§ **Problem to solve**
Please copy each line of the data that includes the string "Waves".
(Beginning of Provided data)
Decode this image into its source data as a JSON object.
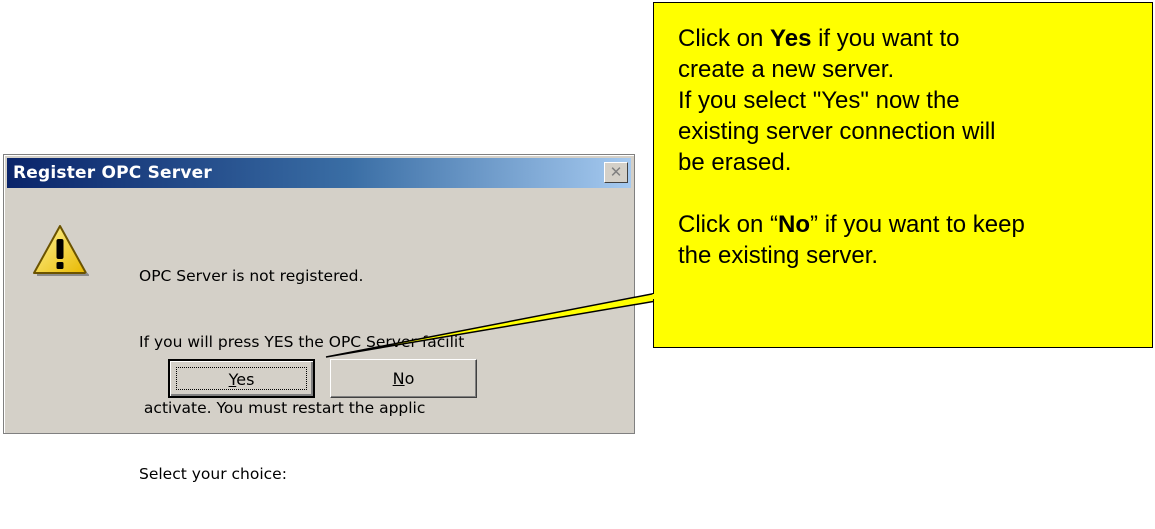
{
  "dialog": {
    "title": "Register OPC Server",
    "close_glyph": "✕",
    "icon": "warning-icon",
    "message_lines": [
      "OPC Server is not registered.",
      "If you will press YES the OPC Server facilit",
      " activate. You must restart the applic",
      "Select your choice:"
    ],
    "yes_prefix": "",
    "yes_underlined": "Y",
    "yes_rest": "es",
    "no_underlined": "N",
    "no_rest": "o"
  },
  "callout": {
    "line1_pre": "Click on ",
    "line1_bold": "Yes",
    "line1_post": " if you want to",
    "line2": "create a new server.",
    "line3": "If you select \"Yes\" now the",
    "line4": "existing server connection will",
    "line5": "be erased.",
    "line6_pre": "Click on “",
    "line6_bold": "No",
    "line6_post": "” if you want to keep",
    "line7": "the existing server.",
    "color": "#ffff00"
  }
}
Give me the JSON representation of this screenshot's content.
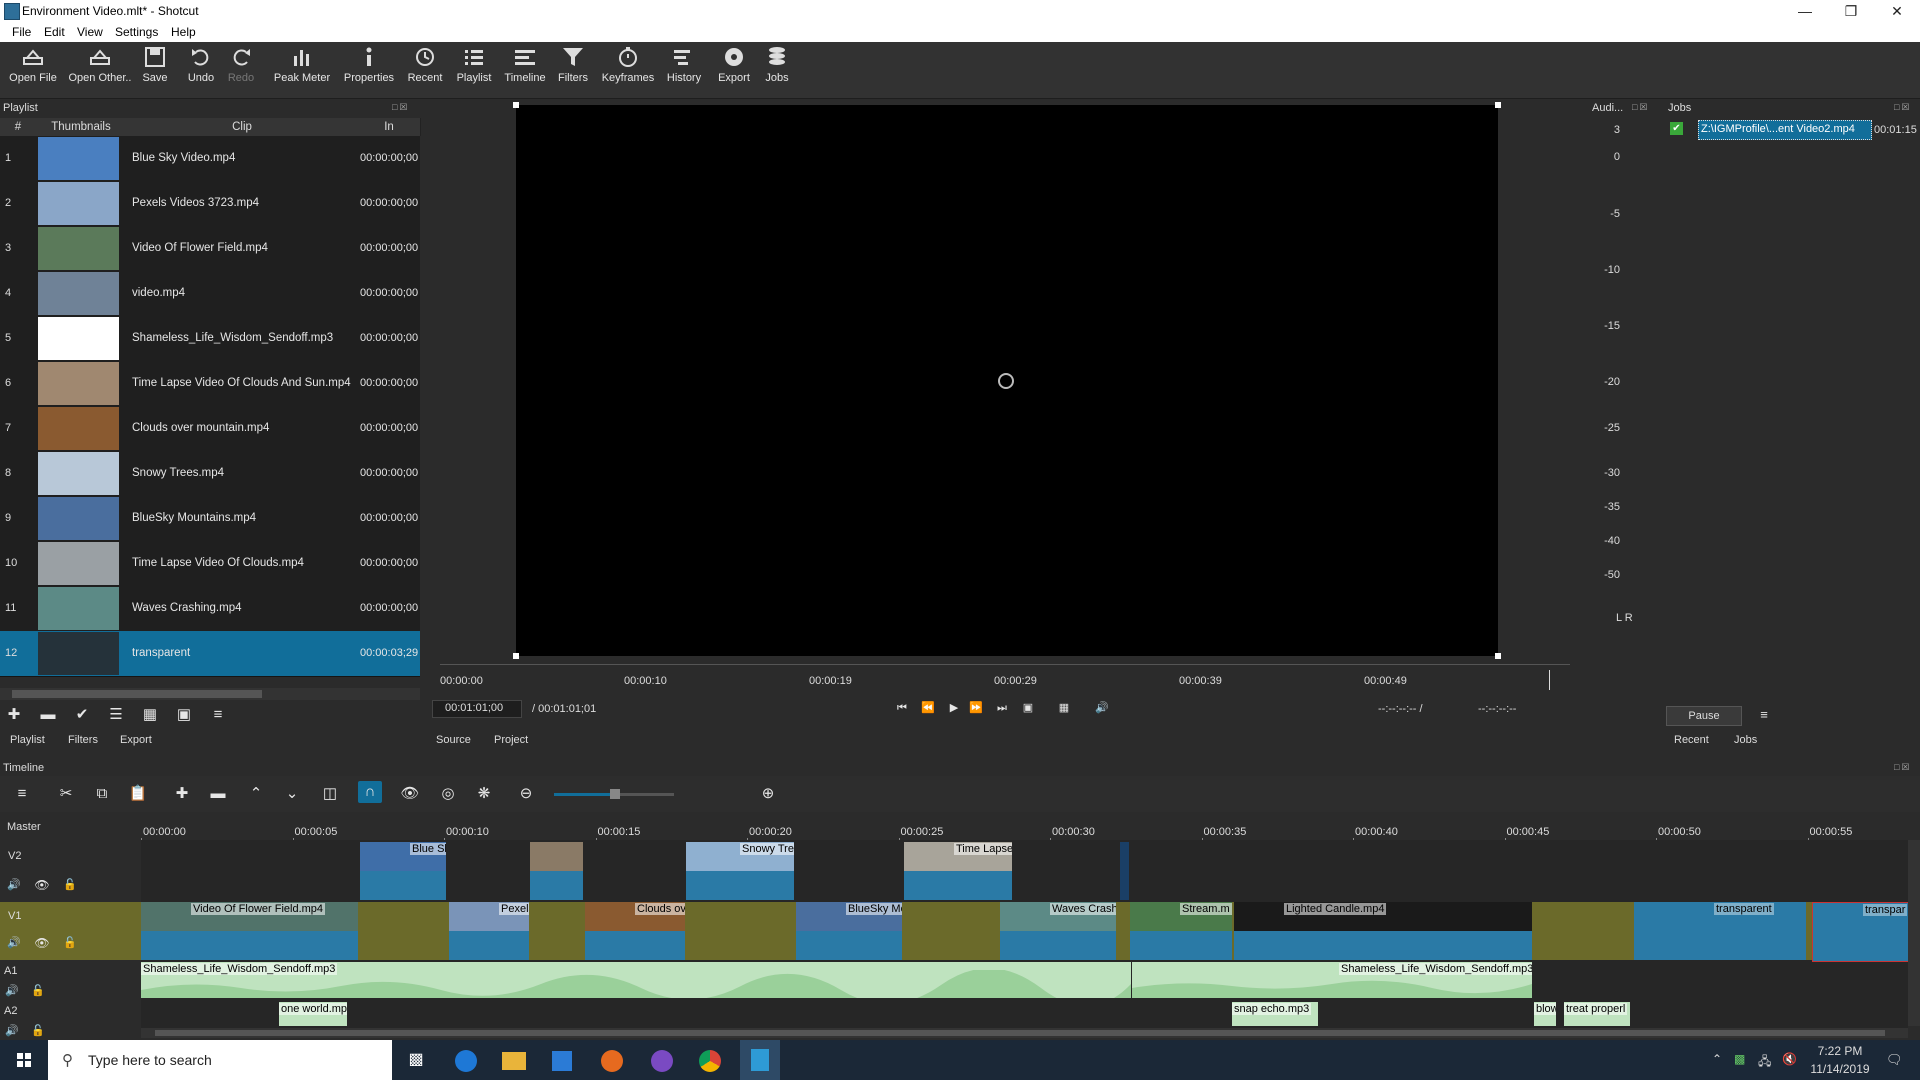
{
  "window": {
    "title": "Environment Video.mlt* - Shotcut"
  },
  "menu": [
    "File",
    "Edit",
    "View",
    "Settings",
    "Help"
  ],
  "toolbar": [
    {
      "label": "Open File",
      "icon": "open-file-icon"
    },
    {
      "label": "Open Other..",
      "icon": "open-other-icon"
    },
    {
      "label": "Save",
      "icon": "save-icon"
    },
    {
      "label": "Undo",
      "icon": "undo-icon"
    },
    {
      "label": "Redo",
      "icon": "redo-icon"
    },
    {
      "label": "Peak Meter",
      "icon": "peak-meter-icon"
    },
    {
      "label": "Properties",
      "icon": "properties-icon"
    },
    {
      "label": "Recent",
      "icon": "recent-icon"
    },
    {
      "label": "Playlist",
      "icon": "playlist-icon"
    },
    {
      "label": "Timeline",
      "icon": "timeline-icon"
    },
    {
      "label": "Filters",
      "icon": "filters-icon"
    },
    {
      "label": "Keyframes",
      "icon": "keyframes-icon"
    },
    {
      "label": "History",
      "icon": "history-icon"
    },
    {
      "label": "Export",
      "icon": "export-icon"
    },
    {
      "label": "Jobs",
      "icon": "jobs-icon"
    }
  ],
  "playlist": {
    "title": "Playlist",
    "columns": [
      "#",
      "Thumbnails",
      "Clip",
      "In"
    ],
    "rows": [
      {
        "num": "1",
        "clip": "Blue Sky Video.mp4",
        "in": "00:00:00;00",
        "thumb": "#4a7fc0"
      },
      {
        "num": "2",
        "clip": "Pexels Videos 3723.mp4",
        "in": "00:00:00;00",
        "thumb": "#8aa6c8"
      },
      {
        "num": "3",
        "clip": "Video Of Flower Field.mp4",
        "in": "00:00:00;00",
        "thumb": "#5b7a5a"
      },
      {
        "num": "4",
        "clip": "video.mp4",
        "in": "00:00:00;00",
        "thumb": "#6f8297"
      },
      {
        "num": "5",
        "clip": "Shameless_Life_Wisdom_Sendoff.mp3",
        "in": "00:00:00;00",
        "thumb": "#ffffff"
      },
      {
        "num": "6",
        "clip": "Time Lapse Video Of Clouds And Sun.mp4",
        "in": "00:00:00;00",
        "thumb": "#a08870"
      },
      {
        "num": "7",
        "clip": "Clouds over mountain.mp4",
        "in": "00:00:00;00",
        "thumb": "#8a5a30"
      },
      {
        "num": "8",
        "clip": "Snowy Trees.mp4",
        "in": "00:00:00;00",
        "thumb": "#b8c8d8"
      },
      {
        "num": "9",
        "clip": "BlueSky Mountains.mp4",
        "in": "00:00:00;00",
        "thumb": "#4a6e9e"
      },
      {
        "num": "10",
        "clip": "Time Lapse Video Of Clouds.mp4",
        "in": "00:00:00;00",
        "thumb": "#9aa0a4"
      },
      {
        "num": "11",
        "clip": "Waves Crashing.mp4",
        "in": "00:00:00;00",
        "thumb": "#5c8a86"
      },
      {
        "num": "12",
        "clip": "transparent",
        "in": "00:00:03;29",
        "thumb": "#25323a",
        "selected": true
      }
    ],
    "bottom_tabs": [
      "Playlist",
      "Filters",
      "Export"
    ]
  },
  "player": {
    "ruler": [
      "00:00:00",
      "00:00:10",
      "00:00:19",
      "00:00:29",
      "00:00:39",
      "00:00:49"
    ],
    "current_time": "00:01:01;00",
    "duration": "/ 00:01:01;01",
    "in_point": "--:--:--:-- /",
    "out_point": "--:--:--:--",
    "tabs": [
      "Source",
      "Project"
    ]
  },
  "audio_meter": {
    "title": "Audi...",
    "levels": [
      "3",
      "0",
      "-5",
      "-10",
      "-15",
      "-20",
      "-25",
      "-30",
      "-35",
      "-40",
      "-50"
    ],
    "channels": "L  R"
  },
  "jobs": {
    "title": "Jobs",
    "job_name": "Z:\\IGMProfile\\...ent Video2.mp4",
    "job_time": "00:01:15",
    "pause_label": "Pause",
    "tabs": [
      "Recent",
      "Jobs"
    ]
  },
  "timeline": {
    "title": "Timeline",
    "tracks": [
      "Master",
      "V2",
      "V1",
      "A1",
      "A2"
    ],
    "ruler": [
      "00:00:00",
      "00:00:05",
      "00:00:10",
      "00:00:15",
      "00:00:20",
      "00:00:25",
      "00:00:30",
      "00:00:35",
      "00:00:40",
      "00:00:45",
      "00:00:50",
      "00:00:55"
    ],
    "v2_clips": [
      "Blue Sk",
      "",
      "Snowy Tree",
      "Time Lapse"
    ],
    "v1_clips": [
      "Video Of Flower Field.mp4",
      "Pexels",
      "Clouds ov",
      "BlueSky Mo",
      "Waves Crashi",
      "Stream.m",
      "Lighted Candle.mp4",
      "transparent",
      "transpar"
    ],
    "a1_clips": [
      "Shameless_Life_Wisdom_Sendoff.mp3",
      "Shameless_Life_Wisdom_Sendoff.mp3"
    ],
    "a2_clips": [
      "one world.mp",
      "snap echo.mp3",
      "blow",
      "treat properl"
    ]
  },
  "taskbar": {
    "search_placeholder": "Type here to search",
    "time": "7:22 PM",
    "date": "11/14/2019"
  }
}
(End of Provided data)
§ **Answer below**
        "clip": "Waves Crashing.mp4",
      "Waves Crashi",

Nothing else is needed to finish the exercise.